If the men’s honours board at Wimbledon is to be dominated by two names, the ladies’ equivalent is principally dominated by one: Williams. Venus and Serena have now won now seven of the last nine titles at the All England club and been runner-up four times between them in that time.
It is the kind of dominance that once seemed likely at all the grand slams. Venus reached the final of her first US open in 1997 and her sister won at Flushing Meadows at just her second attempt in 1999. Their 2001 final clash at their home grand slam was expected to be the first of many showdowns for the major trophies.

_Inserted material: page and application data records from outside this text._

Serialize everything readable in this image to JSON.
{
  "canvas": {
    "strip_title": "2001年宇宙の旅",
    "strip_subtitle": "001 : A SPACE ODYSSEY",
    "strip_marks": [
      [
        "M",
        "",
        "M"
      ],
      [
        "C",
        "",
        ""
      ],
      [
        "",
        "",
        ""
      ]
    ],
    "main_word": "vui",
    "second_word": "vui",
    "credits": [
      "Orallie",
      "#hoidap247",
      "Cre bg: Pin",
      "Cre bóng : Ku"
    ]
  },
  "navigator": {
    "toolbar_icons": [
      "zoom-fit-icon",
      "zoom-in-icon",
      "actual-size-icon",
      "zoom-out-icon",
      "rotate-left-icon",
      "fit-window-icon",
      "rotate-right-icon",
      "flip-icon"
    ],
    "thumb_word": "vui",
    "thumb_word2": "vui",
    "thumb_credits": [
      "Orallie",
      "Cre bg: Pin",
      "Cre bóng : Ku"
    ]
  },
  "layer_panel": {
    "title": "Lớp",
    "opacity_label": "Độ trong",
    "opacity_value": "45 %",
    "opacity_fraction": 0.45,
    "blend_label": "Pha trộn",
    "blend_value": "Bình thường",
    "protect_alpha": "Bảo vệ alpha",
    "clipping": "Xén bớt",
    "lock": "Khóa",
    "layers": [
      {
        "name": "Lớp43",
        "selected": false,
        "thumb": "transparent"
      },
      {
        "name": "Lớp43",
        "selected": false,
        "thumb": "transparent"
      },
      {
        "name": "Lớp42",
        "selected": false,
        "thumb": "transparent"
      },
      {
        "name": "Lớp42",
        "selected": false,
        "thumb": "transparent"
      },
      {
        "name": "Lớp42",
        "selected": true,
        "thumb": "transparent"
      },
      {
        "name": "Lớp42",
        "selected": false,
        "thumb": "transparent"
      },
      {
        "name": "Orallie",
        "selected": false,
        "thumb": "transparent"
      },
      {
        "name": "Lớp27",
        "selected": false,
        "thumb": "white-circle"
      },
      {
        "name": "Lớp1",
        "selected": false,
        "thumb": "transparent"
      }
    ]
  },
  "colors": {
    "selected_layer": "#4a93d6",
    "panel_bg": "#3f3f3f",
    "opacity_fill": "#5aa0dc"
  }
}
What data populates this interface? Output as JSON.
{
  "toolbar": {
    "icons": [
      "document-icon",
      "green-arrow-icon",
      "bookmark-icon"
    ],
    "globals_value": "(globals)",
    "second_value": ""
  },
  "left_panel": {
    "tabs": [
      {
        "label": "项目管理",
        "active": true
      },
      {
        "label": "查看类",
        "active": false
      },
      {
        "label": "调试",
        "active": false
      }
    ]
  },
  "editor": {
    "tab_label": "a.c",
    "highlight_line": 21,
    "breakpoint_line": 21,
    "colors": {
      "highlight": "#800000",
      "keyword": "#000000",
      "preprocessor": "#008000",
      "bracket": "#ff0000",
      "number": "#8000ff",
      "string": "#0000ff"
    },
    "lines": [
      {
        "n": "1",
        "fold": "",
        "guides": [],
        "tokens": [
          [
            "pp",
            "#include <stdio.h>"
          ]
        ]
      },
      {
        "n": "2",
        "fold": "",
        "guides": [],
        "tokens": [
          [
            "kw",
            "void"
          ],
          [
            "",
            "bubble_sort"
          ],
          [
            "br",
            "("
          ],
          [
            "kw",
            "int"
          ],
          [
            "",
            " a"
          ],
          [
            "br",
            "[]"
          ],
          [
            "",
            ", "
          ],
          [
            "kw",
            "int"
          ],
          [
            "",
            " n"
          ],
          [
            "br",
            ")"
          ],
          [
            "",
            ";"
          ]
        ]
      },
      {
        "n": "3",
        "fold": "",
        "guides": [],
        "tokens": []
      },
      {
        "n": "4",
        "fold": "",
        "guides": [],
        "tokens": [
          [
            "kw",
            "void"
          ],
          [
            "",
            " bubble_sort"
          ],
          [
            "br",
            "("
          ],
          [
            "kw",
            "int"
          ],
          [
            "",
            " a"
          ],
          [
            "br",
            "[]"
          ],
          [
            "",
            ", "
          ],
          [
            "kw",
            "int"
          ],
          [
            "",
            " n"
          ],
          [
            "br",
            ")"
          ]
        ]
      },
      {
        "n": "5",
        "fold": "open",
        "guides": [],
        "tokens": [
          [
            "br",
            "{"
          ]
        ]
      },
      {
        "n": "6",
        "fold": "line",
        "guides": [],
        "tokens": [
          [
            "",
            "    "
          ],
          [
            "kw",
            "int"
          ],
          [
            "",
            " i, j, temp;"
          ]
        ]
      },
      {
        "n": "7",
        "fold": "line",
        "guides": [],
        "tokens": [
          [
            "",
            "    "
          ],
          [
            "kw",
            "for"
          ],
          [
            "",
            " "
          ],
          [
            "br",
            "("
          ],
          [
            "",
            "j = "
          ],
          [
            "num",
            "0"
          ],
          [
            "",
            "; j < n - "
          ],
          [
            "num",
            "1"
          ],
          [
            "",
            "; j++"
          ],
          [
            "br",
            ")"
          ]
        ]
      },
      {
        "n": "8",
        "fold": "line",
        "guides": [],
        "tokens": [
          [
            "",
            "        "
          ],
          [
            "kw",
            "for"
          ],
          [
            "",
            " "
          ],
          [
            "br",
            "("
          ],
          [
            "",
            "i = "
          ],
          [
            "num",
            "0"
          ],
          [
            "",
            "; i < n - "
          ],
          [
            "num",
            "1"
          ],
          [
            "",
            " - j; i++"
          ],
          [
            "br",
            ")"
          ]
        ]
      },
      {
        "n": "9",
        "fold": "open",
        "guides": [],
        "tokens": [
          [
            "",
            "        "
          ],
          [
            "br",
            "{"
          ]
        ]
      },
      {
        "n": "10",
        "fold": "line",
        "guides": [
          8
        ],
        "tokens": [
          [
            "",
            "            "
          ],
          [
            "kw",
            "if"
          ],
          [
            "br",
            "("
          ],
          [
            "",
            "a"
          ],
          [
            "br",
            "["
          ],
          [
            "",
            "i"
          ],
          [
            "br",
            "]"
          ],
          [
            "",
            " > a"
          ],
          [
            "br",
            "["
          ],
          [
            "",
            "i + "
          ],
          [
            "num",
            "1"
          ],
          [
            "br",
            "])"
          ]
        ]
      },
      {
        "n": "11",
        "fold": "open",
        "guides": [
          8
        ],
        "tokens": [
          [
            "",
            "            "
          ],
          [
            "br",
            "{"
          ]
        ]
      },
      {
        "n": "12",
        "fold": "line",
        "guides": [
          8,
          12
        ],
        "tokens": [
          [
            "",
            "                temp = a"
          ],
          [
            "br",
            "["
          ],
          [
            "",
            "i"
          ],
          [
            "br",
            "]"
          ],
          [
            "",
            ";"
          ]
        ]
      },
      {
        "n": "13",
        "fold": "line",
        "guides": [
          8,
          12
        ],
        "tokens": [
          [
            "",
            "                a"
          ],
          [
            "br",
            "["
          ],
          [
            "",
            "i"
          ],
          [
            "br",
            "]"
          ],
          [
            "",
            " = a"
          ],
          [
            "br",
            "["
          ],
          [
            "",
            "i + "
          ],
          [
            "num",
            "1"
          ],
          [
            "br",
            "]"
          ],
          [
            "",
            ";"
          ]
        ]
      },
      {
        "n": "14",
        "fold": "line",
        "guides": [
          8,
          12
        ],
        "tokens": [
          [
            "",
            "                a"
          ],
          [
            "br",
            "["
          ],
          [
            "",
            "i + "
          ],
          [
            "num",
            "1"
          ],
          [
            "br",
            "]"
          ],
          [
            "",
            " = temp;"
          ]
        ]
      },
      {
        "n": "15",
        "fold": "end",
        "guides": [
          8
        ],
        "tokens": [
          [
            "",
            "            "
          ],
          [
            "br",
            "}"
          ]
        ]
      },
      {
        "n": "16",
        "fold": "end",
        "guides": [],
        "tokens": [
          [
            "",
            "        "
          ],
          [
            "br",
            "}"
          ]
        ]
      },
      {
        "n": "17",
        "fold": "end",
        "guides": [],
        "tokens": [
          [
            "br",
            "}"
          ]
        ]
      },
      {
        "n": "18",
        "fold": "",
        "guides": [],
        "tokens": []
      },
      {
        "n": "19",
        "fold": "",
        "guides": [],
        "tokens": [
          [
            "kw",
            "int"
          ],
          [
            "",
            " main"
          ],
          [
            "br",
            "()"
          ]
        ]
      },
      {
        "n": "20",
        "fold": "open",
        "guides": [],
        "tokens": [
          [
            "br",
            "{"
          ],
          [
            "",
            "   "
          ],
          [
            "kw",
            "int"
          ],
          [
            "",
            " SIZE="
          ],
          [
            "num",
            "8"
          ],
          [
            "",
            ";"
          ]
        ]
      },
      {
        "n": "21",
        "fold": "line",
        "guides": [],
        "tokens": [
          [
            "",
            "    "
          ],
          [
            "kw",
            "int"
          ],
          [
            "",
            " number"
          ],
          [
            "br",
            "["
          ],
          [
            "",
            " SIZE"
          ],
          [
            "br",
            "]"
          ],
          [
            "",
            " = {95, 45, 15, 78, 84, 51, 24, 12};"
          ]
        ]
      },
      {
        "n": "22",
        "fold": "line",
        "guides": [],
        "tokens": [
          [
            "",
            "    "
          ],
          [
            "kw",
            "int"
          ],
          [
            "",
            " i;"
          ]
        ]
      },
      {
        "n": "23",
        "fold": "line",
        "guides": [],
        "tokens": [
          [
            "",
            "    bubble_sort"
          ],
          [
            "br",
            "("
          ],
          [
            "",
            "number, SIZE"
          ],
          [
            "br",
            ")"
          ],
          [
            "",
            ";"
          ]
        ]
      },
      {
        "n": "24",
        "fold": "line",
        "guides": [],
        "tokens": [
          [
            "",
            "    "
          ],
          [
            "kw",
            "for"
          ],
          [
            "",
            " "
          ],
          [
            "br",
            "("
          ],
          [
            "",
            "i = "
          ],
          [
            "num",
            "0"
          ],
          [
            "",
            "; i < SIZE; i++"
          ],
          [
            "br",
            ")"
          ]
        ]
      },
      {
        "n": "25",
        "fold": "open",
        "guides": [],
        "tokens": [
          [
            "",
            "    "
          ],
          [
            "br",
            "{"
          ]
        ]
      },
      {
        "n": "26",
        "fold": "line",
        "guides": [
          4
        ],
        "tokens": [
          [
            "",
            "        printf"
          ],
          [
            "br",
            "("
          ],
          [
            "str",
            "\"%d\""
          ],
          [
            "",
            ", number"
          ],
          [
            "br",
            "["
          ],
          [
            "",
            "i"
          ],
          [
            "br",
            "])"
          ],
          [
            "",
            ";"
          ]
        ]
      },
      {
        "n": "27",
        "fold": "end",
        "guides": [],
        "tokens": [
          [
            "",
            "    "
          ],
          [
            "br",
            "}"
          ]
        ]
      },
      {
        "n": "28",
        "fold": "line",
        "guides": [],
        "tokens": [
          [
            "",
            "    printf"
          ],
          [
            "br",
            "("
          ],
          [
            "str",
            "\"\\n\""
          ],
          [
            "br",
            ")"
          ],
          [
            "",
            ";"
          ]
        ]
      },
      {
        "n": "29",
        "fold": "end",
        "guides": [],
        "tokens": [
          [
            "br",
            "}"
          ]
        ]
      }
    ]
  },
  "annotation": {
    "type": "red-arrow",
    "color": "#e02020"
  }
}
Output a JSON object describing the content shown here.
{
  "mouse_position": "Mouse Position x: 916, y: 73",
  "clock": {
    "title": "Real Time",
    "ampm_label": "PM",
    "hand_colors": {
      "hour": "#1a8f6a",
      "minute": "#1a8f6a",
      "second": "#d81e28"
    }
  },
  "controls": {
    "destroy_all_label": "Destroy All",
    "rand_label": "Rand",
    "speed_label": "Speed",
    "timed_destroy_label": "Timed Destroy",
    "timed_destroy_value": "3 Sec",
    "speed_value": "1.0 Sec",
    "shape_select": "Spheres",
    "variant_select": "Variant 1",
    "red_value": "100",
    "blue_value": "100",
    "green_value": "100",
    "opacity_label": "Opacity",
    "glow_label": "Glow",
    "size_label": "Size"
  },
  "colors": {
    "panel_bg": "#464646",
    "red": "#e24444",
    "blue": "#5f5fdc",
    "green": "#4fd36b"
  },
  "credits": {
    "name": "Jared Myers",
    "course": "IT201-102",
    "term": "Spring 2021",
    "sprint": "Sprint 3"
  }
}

It is hard to say they have underachieved – Venus is five time Wimbledon winner and her record at SW19 deserves comparisons with Martina Navratilova and Steffi Graf, whilst Serena is in a select band to have won all four majors – but the expected period of dominance has not materialised.
The reasons for this are varied, ranging from injury and personal tragedy to an apparent loss of interest in the game. The pair are famed for their interest in the fashion and entertainment industries, with Serena herself one professing to be ‘part tennis player, part actress’. They also had multiple grand slam winners Martina Hingis and Justine Henin as opposition.
It is ironic that the more driven and focused Hingis and Henin retired earlier from the sport rather than the Williams sisters. This is perhaps due to those other interests and they now appear to enjoy the game more than they ever have done. At 28 and 26 they might be looking towards the end of their career, but the initial opportunity for family dominance again appears possible.
They have have the ability to win tournaments with little preparation (Serena notably won the Australian open last year with no significant practice) which says much about their natural skill and match play prowess. However, both appeared fully focused at Wimbledon and their desire to make history and leave a family legacy suggests they are ready to mount serious assaults on the other majors.
Venus has two US open titles to go with her five Wimbledon crowns, going past the quarter finals just once at Roland Garros and it is apparent that Serena is better-suited to succeed on clay and hard courts. However, the retirement of Henin has removed a major obstacle to progress at the majors and no other player is equipped to compete with the sisters’ power as the Belgian was. Maria Sharapova is still inconsistent and Serbian stars Ana Ivanovic and Jelena Jankovic struggled to justify their seedings at Wimbledon. tennis predicts